• Problem statement:
Produce a perfect copy of the listing, matching each line.

[Opening Data listing section]

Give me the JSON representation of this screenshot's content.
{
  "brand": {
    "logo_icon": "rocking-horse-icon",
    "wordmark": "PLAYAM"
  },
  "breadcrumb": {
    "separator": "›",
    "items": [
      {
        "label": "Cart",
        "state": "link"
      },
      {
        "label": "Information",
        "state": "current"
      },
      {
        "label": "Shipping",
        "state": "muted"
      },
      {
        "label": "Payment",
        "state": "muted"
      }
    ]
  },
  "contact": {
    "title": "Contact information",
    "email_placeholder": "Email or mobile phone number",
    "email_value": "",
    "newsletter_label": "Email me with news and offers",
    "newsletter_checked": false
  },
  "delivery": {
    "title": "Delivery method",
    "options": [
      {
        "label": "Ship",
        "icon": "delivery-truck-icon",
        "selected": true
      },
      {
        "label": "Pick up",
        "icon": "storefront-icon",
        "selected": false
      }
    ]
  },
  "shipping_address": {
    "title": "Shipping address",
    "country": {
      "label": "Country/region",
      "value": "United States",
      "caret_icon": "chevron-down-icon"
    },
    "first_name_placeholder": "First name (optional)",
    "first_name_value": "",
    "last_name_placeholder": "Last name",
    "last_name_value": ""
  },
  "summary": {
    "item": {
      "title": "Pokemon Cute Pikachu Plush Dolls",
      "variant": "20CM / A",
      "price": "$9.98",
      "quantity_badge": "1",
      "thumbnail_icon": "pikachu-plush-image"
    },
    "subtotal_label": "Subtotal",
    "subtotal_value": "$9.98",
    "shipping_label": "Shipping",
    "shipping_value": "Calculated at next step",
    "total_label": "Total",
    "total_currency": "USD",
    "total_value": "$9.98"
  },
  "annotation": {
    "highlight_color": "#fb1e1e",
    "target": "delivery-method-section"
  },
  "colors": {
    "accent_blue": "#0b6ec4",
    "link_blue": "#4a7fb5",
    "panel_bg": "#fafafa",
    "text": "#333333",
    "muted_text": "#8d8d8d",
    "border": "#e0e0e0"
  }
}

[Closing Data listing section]

• Response:
Give me the JSON representation of this screenshot's content.
{
  "brand": {
    "logo_icon": "rocking-horse-icon",
    "wordmark": "PLAYAM"
  },
  "breadcrumb": {
    "separator": "›",
    "items": [
      {
        "label": "Cart",
        "state": "link"
      },
      {
        "label": "Information",
        "state": "current"
      },
      {
        "label": "Shipping",
        "state": "muted"
      },
      {
        "label": "Payment",
        "state": "muted"
      }
    ]
  },
  "contact": {
    "title": "Contact information",
    "email_placeholder": "Email or mobile phone number",
    "email_value": "",
    "newsletter_label": "Email me with news and offers",
    "newsletter_checked": false
  },
  "delivery": {
    "title": "Delivery method",
    "options": [
      {
        "label": "Ship",
        "icon": "delivery-truck-icon",
        "selected": true
      },
      {
        "label": "Pick up",
        "icon": "storefront-icon",
        "selected": false
      }
    ]
  },
  "shipping_address": {
    "title": "Shipping address",
    "country": {
      "label": "Country/region",
      "value": "United States",
      "caret_icon": "chevron-down-icon"
    },
    "first_name_placeholder": "First name (optional)",
    "first_name_value": "",
    "last_name_placeholder": "Last name",
    "last_name_value": ""
  },
  "summary": {
    "item": {
      "title": "Pokemon Cute Pikachu Plush Dolls",
      "variant": "20CM / A",
      "price": "$9.98",
      "quantity_badge": "1",
      "thumbnail_icon": "pikachu-plush-image"
    },
    "subtotal_label": "Subtotal",
    "subtotal_value": "$9.98",
    "shipping_label": "Shipping",
    "shipping_value": "Calculated at next step",
    "total_label": "Total",
    "total_currency": "USD",
    "total_value": "$9.98"
  },
  "annotation": {
    "highlight_color": "#fb1e1e",
    "target": "delivery-method-section"
  },
  "colors": {
    "accent_blue": "#0b6ec4",
    "link_blue": "#4a7fb5",
    "panel_bg": "#fafafa",
    "text": "#333333",
    "muted_text": "#8d8d8d",
    "border": "#e0e0e0"
  }
}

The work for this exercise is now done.